***** DATASET EXCERPTS *****

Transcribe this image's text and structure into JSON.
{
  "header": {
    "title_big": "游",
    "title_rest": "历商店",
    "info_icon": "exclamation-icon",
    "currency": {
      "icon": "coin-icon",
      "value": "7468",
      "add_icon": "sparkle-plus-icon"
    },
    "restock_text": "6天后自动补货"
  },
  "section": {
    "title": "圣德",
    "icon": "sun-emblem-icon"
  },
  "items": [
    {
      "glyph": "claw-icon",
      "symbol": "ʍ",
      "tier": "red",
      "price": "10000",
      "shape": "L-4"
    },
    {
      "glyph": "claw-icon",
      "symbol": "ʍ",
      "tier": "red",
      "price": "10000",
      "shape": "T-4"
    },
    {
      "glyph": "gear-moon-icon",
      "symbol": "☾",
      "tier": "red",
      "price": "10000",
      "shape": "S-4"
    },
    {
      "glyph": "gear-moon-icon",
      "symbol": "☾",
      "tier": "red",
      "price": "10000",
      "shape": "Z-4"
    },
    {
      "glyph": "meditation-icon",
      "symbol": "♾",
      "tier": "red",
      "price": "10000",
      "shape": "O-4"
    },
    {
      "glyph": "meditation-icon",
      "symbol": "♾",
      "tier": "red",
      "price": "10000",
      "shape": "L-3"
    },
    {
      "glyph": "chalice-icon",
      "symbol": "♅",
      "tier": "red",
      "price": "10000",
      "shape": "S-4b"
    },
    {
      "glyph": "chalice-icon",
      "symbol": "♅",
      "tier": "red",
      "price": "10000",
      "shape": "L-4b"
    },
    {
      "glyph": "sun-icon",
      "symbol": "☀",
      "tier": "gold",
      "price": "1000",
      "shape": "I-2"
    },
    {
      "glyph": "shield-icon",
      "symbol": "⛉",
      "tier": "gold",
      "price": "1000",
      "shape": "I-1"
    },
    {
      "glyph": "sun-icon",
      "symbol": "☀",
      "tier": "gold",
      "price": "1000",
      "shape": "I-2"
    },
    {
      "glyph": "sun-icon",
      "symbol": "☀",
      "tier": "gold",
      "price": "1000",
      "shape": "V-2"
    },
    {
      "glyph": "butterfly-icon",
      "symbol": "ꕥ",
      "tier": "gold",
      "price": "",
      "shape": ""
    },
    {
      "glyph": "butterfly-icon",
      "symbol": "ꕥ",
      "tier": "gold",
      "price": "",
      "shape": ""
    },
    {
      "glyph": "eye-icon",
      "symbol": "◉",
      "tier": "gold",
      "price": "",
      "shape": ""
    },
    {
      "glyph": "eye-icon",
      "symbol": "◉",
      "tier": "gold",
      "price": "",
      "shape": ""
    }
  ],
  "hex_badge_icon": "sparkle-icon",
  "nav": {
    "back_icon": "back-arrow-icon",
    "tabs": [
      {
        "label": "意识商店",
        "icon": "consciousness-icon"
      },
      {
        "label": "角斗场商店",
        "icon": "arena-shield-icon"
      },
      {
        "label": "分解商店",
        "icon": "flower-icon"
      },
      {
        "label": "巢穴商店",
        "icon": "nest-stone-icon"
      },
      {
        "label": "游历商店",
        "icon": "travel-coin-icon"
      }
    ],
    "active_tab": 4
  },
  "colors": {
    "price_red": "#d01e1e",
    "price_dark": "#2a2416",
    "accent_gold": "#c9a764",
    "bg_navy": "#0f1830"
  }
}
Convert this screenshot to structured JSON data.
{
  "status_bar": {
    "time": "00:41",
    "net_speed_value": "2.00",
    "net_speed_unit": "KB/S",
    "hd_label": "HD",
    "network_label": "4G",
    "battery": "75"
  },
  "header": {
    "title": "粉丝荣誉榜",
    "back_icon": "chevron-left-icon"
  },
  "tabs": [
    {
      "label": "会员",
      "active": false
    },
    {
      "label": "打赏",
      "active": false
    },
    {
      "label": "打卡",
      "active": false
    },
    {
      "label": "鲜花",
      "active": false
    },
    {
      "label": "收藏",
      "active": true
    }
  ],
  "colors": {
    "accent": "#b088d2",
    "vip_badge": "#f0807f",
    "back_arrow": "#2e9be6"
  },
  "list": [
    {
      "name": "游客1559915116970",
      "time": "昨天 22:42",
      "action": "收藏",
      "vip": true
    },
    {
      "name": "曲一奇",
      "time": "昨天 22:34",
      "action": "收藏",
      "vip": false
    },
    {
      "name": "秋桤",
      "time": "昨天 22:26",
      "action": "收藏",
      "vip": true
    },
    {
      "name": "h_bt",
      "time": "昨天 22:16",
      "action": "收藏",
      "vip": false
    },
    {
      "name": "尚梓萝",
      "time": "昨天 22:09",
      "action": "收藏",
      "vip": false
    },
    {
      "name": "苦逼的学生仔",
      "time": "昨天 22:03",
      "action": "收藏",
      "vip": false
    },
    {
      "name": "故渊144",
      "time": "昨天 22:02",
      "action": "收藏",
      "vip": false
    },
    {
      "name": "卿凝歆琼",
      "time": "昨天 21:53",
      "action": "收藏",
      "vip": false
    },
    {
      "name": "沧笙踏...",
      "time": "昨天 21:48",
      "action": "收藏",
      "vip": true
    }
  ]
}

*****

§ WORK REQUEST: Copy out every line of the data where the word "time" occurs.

§ FINISHED EXERCISE:
    "time": "00:41",
      "time": "昨天 22:42",
      "time": "昨天 22:34",
      "time": "昨天 22:26",
      "time": "昨天 22:16",
      "time": "昨天 22:09",
      "time": "昨天 22:03",
      "time": "昨天 22:02",
      "time": "昨天 21:53",
      "time": "昨天 21:48",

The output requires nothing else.